The platformization of the web has claimed many victims, RSS readers included. Google Reader's 2013 demise was a major blow; the company offed it in favor of "products to address each user's interest with the right information at the right time via the most appropriate means," as it Google executive Richard Gingras put it at the time. In other words, letting Google Now decide what you want. And the popular Digg Reader, which was born in response to that shuttering, closed its doors this week after a nearly four-year run.
Despite those setbacks, though, RSS has persisted. "I can't really explain it, I would have thought given all the abuse it's taken over the years that it would be stumbling a lot worse," says programmer Dave Winer, who helped create RSS.
I enjoyed this story on the state of RSS by Wired's Brian Barrett because it resonates with a trend I've also noticed in the past couple of years. Many of us have often praised social networks as "winners" in the battle against pure old RSS feeds, but the reality is that RSS is here to say. Perhaps, like rock and roll, RSS can never truly die.

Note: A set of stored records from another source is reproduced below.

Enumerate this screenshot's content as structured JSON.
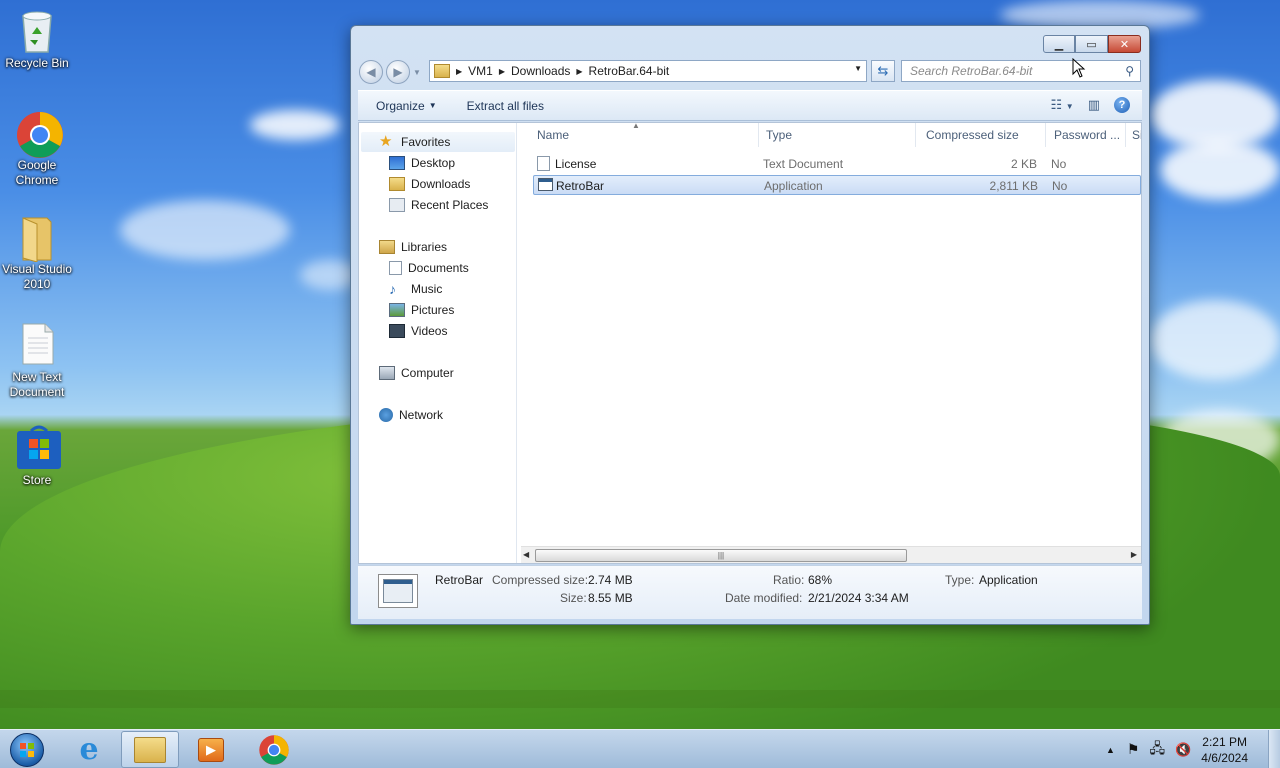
{
  "desktop": {
    "icons": [
      {
        "label": "Recycle Bin"
      },
      {
        "label": "Google Chrome"
      },
      {
        "label": "Visual Studio 2010"
      },
      {
        "label": "New Text Document"
      },
      {
        "label": "Store"
      }
    ]
  },
  "window": {
    "address": {
      "segments": [
        "VM1",
        "Downloads",
        "RetroBar.64-bit"
      ]
    },
    "search": {
      "placeholder": "Search RetroBar.64-bit"
    },
    "toolbar": {
      "organize": "Organize",
      "extract": "Extract all files"
    },
    "nav": {
      "favorites": "Favorites",
      "favorites_items": [
        "Desktop",
        "Downloads",
        "Recent Places"
      ],
      "libraries": "Libraries",
      "libraries_items": [
        "Documents",
        "Music",
        "Pictures",
        "Videos"
      ],
      "computer": "Computer",
      "network": "Network"
    },
    "columns": {
      "name": "Name",
      "type": "Type",
      "compressed": "Compressed size",
      "password": "Password ...",
      "size_trunc": "Si"
    },
    "files": [
      {
        "name": "License",
        "type": "Text Document",
        "compressed": "2 KB",
        "password": "No",
        "icon": "text-file-icon"
      },
      {
        "name": "RetroBar",
        "type": "Application",
        "compressed": "2,811 KB",
        "password": "No",
        "icon": "application-icon",
        "selected": true
      }
    ],
    "details": {
      "name": "RetroBar",
      "compressed_label": "Compressed size:",
      "compressed_value": "2.74 MB",
      "size_label": "Size:",
      "size_value": "8.55 MB",
      "ratio_label": "Ratio:",
      "ratio_value": "68%",
      "date_label": "Date modified:",
      "date_value": "2/21/2024 3:34 AM",
      "type_label": "Type:",
      "type_value": "Application"
    }
  },
  "taskbar": {
    "time": "2:21 PM",
    "date": "4/6/2024",
    "apps": [
      "start-orb",
      "internet-explorer-icon",
      "file-explorer-icon",
      "media-player-icon",
      "chrome-icon"
    ]
  },
  "colors": {
    "selection": "#cadcf5",
    "window_frame": "#c2d6ee",
    "close": "#c64a36"
  }
}
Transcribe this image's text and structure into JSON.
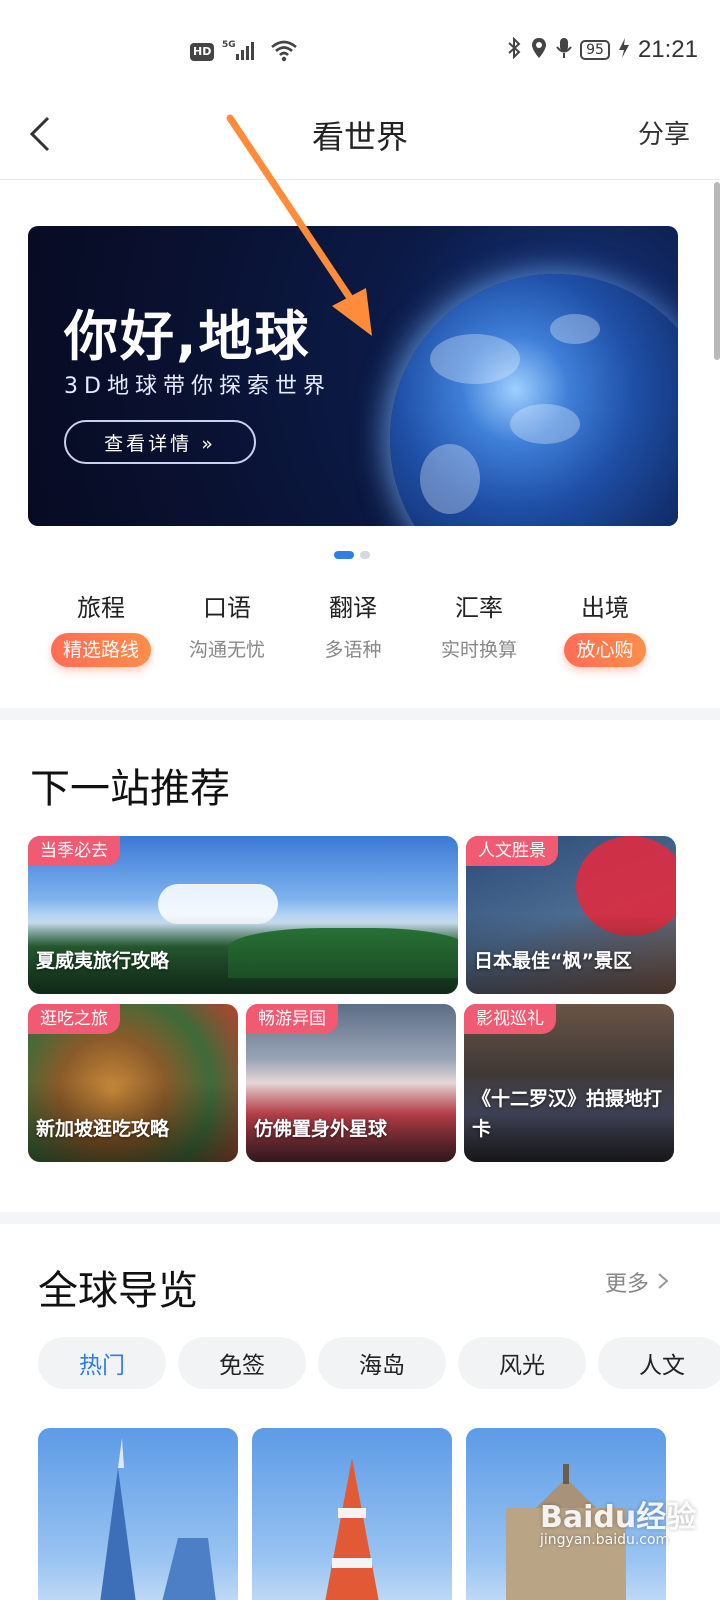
{
  "status_bar": {
    "hd": "HD",
    "network": "5G",
    "battery": "95",
    "time": "21:21"
  },
  "nav": {
    "title": "看世界",
    "share_label": "分享"
  },
  "banner": {
    "title": "你好,地球",
    "subtitle": "3D地球带你探索世界",
    "button_label": "查看详情 »"
  },
  "quick_menu": [
    {
      "title": "旅程",
      "sub": "精选路线",
      "highlight": true
    },
    {
      "title": "口语",
      "sub": "沟通无忧",
      "highlight": false
    },
    {
      "title": "翻译",
      "sub": "多语种",
      "highlight": false
    },
    {
      "title": "汇率",
      "sub": "实时换算",
      "highlight": false
    },
    {
      "title": "出境",
      "sub": "放心购",
      "highlight": true
    }
  ],
  "recommend": {
    "title": "下一站推荐",
    "cards": [
      {
        "tag": "当季必去",
        "caption": "夏威夷旅行攻略"
      },
      {
        "tag": "人文胜景",
        "caption": "日本最佳“枫”景区"
      },
      {
        "tag": "逛吃之旅",
        "caption": "新加坡逛吃攻略"
      },
      {
        "tag": "畅游异国",
        "caption": "仿佛置身外星球"
      },
      {
        "tag": "影视巡礼",
        "caption": "《十二罗汉》拍摄地打卡"
      }
    ]
  },
  "guide": {
    "title": "全球导览",
    "more_label": "更多",
    "tabs": [
      "热门",
      "免签",
      "海岛",
      "风光",
      "人文"
    ],
    "active_tab": "热门"
  },
  "watermark": {
    "brand": "Baidu经验",
    "url": "jingyan.baidu.com"
  },
  "colors": {
    "accent_blue": "#2e7de8",
    "tag_pink": "#f05a72",
    "highlight_orange": "#ff7a4f",
    "annotation_arrow": "#ff8c3a"
  }
}
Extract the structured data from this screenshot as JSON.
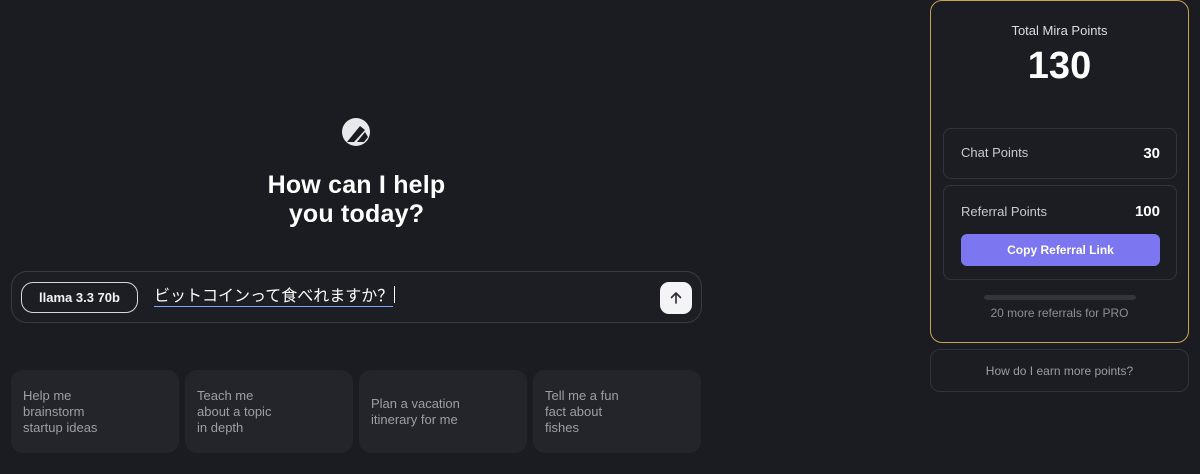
{
  "hero": {
    "logo_icon": "mira-logo-icon",
    "title_line1": "How can I help",
    "title_line2": "you today?"
  },
  "prompt": {
    "model": "llama 3.3 70b",
    "input_value": "ビットコインって食べれますか？",
    "send_icon": "arrow-up-icon"
  },
  "suggestions": [
    {
      "label": "Help me\nbrainstorm\nstartup ideas"
    },
    {
      "label": "Teach me\nabout a topic\nin depth"
    },
    {
      "label": "Plan a vacation\nitinerary for me"
    },
    {
      "label": "Tell me a fun\nfact about\nfishes"
    }
  ],
  "points": {
    "total_label": "Total Mira Points",
    "total_value": "130",
    "chat_label": "Chat Points",
    "chat_value": "30",
    "referral_label": "Referral Points",
    "referral_value": "100",
    "copy_referral_label": "Copy Referral Link",
    "progress_fraction": 0,
    "progress_note": "20 more referrals for PRO",
    "earn_more_label": "How do I earn more points?"
  },
  "colors": {
    "background": "#1b1c21",
    "card_border_gold": "#c7a552",
    "accent_purple": "#7c76f0"
  }
}
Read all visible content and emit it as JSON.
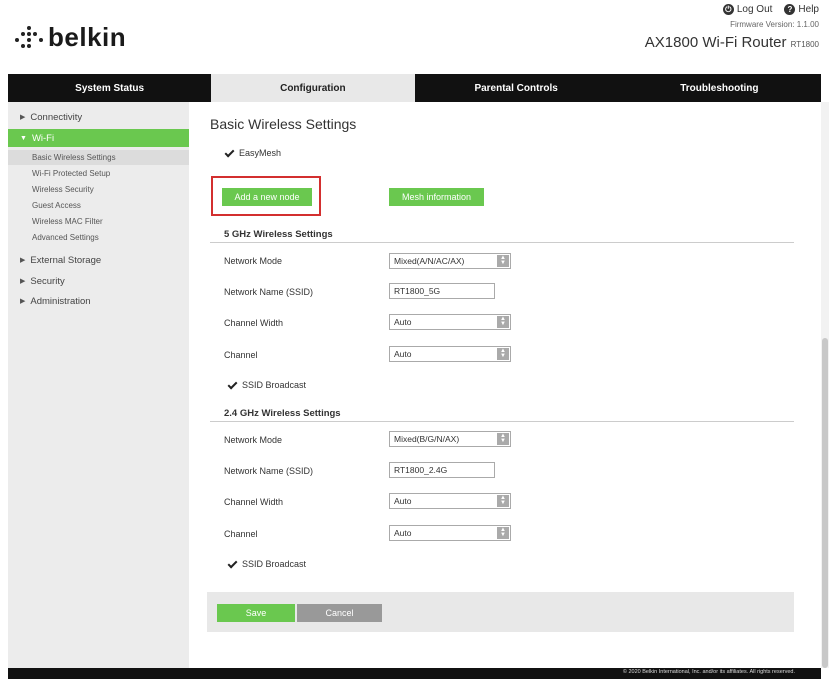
{
  "header": {
    "brand": "belkin",
    "logout_label": "Log Out",
    "help_label": "Help",
    "firmware": "Firmware Version: 1.1.00",
    "router_name": "AX1800 Wi-Fi Router",
    "router_model": "RT1800"
  },
  "nav": {
    "tabs": [
      {
        "label": "System Status"
      },
      {
        "label": "Configuration"
      },
      {
        "label": "Parental Controls"
      },
      {
        "label": "Troubleshooting"
      }
    ],
    "active": "Configuration"
  },
  "sidebar": {
    "items": [
      {
        "label": "Connectivity"
      },
      {
        "label": "Wi-Fi"
      },
      {
        "label": "External Storage"
      },
      {
        "label": "Security"
      },
      {
        "label": "Administration"
      }
    ],
    "wifi_subitems": [
      {
        "label": "Basic Wireless Settings"
      },
      {
        "label": "Wi-Fi Protected Setup"
      },
      {
        "label": "Wireless Security"
      },
      {
        "label": "Guest Access"
      },
      {
        "label": "Wireless MAC Filter"
      },
      {
        "label": "Advanced Settings"
      }
    ]
  },
  "main": {
    "title": "Basic Wireless Settings",
    "easymesh_label": "EasyMesh",
    "add_node_label": "Add a new node",
    "mesh_info_label": "Mesh information",
    "band5": {
      "title": "5 GHz Wireless Settings",
      "network_mode_label": "Network Mode",
      "network_mode_value": "Mixed(A/N/AC/AX)",
      "ssid_label": "Network Name (SSID)",
      "ssid_value": "RT1800_5G",
      "channel_width_label": "Channel Width",
      "channel_width_value": "Auto",
      "channel_label": "Channel",
      "channel_value": "Auto",
      "broadcast_label": "SSID Broadcast"
    },
    "band24": {
      "title": "2.4 GHz Wireless Settings",
      "network_mode_label": "Network Mode",
      "network_mode_value": "Mixed(B/G/N/AX)",
      "ssid_label": "Network Name (SSID)",
      "ssid_value": "RT1800_2.4G",
      "channel_width_label": "Channel Width",
      "channel_width_value": "Auto",
      "channel_label": "Channel",
      "channel_value": "Auto",
      "broadcast_label": "SSID Broadcast"
    },
    "save_label": "Save",
    "cancel_label": "Cancel"
  },
  "footer": {
    "copyright": "© 2020 Belkin International, Inc. and/or its affiliates. All rights reserved."
  },
  "colors": {
    "accent_green": "#6ac84f",
    "nav_black": "#111111",
    "highlight_red": "#d32f2f"
  }
}
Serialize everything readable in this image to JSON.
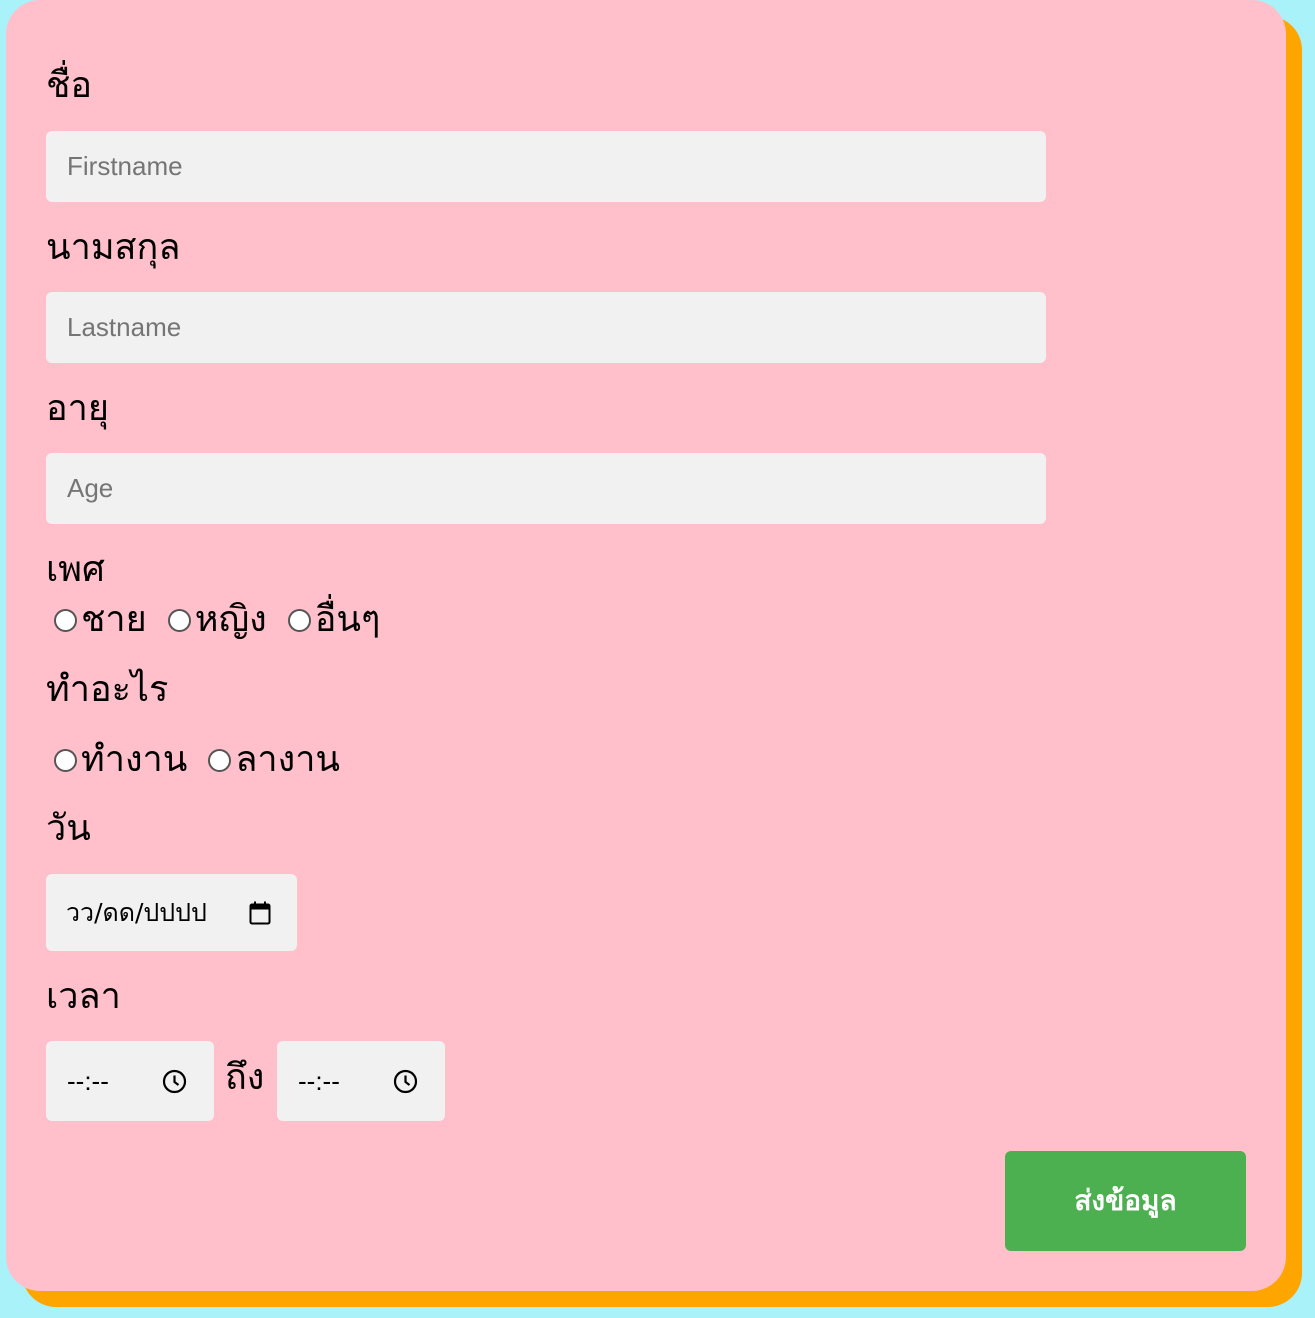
{
  "form": {
    "firstname": {
      "label": "ชื่อ",
      "placeholder": "Firstname",
      "value": ""
    },
    "lastname": {
      "label": "นามสกุล",
      "placeholder": "Lastname",
      "value": ""
    },
    "age": {
      "label": "อายุ",
      "placeholder": "Age",
      "value": ""
    },
    "gender": {
      "label": "เพศ",
      "options": [
        "ชาย",
        "หญิง",
        "อื่นๆ"
      ],
      "selected": null
    },
    "occupation": {
      "label": "ทำอะไร",
      "options": [
        "ทำงาน",
        "ลางาน"
      ],
      "selected": null
    },
    "date": {
      "label": "วัน",
      "value": "วว/ดด/ปปปป",
      "icon": "calendar-icon"
    },
    "time": {
      "label": "เวลา",
      "start_value": "--:--",
      "to_label": "ถึง",
      "end_value": "--:--",
      "icon": "clock-icon"
    },
    "submit_label": "ส่งข้อมูล"
  },
  "colors": {
    "page_background": "#a9f2fa",
    "card_background": "#ffbfcb",
    "card_shadow": "#ffa500",
    "input_background": "#f1f1f1",
    "submit_background": "#4caf50"
  }
}
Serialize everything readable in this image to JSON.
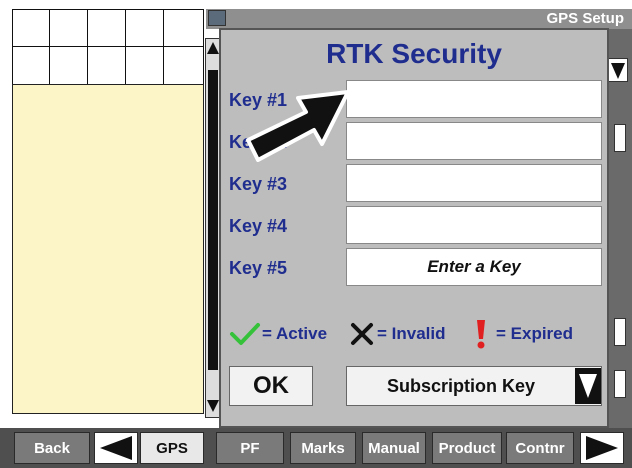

What's even more interesting is that, beyond RSS as a protocol, RSS services and clients (web backends and apps) are improving and growing more powerful on a weekly basis now. Barrett mentioned Feedly, The Old Reader, and Inoreader (which I've been using since 2016 and offers terrific power user features); I would also add NewsBlur and Feedbin – two services that have relentlessly iterated on the RSS experience since Google Reader's demise. Just in the past few months, for instance, NewsBlur launched infrequent site stories to fix the very problem of subscribing to too many feeds, and Feedbin rolled out support for Twitter subscriptions. Both are genuine innovations that help people who want to get their news directly from the sources they choose. And if we look at the iOS side of this, apps like Fiery Feeds and lire are rethinking what advanced RSS readers for iPhone and iPad should be capable of. We wanted to do an RSS-focused episode of AppStories, and we ended up producing two of them (you can listen here and here) because there was just so much to talk about.
While millions of people may be happy getting their news from Facebook or an aggregator like Apple News (which I also use, occasionally, for more mainstream headlines), the resiliency of RSS makes me happy. There was a time when I thought all my news could come from social feeds and timelines; today, I'm more comfortable knowing that I – not a questionable and morally corrupt algorithm – fully control hundreds of sources I read each day.